§ Task inputs:
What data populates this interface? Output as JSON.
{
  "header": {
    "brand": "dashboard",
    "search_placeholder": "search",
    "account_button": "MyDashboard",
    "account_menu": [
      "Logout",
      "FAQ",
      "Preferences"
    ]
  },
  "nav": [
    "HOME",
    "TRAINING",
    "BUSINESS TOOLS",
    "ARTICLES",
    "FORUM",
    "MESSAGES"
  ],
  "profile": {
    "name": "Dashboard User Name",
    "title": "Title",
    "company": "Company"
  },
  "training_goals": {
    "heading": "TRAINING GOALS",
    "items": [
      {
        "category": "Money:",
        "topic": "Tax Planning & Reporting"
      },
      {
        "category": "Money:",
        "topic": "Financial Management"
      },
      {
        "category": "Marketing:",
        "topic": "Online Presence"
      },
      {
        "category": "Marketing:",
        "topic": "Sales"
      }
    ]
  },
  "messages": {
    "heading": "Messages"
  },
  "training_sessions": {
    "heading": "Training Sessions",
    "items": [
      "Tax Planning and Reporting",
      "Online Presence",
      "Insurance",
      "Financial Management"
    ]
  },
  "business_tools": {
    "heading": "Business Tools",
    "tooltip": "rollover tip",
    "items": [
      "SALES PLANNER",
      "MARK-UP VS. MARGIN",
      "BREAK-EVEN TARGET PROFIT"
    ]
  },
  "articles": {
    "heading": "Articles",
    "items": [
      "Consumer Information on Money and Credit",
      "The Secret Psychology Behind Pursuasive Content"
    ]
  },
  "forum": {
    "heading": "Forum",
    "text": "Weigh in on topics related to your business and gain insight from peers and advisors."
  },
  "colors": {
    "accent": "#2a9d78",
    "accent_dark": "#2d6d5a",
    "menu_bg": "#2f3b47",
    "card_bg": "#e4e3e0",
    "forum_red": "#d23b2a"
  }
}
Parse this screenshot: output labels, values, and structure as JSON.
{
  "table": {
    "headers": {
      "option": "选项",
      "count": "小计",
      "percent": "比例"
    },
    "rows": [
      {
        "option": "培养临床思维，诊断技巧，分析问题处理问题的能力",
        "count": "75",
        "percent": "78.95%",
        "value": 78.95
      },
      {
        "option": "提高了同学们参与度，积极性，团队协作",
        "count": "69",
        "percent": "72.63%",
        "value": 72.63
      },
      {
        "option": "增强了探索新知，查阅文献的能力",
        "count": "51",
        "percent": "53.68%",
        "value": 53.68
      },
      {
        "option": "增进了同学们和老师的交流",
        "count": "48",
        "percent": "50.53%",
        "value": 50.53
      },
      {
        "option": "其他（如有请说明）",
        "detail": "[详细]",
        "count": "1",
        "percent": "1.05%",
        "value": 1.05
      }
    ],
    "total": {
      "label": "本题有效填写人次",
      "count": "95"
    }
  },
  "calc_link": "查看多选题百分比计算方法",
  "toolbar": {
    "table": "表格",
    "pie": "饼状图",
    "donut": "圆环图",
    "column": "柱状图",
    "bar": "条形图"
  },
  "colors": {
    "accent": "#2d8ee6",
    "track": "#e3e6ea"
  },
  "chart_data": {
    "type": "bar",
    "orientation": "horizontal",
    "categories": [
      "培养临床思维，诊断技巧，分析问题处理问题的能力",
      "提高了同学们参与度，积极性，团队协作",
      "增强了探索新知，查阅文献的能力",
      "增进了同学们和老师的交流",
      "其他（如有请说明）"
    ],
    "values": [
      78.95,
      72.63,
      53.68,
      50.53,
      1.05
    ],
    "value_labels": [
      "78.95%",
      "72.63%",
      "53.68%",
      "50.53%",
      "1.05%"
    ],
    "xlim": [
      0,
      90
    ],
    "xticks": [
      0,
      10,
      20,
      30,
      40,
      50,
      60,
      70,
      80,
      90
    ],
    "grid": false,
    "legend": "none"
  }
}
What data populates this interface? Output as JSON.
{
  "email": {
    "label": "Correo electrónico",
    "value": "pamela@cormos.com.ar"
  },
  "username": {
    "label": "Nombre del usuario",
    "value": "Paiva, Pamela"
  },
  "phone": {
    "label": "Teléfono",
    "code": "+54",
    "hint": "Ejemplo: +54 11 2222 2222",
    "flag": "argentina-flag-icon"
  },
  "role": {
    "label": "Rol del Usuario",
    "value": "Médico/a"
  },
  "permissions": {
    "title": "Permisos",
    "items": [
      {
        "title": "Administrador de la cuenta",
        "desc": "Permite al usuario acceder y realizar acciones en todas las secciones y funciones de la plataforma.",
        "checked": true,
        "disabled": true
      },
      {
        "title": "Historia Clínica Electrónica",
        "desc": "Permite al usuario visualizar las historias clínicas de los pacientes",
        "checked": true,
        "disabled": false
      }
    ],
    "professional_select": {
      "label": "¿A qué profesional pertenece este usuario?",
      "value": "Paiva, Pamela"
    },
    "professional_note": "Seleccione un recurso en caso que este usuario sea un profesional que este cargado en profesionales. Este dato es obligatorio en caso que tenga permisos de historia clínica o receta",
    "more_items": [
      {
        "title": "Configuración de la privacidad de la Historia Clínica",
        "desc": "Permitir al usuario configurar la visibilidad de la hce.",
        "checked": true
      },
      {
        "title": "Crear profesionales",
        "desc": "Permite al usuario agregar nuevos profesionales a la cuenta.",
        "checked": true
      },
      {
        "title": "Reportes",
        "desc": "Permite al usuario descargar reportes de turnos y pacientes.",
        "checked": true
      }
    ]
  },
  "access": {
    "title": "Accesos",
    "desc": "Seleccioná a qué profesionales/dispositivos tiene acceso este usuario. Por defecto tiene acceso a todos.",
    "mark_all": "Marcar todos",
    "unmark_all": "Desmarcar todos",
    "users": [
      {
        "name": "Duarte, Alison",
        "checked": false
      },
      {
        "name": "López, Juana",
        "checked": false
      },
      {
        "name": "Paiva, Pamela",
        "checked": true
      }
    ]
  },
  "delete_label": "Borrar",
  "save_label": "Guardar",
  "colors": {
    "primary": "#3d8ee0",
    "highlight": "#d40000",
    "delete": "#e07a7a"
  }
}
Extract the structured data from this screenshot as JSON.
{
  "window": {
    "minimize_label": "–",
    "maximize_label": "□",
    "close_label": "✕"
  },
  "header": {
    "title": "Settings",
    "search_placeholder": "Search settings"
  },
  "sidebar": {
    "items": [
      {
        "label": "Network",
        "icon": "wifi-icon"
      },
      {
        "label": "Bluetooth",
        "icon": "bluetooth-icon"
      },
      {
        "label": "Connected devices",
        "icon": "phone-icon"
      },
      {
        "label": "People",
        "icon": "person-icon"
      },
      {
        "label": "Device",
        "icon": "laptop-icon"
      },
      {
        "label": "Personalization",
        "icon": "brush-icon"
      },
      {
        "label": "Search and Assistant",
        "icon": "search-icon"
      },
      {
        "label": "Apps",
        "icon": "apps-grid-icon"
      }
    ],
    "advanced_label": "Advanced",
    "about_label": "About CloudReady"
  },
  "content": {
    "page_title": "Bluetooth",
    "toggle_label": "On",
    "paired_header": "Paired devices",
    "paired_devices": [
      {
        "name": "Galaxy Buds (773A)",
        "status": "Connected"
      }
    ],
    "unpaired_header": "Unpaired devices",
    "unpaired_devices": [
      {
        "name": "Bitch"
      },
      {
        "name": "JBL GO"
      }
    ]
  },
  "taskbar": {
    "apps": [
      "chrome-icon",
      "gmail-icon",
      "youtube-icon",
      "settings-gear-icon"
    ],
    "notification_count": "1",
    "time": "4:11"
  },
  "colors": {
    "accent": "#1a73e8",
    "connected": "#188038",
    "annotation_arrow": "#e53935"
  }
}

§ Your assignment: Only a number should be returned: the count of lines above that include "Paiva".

§ Solution for this task: 3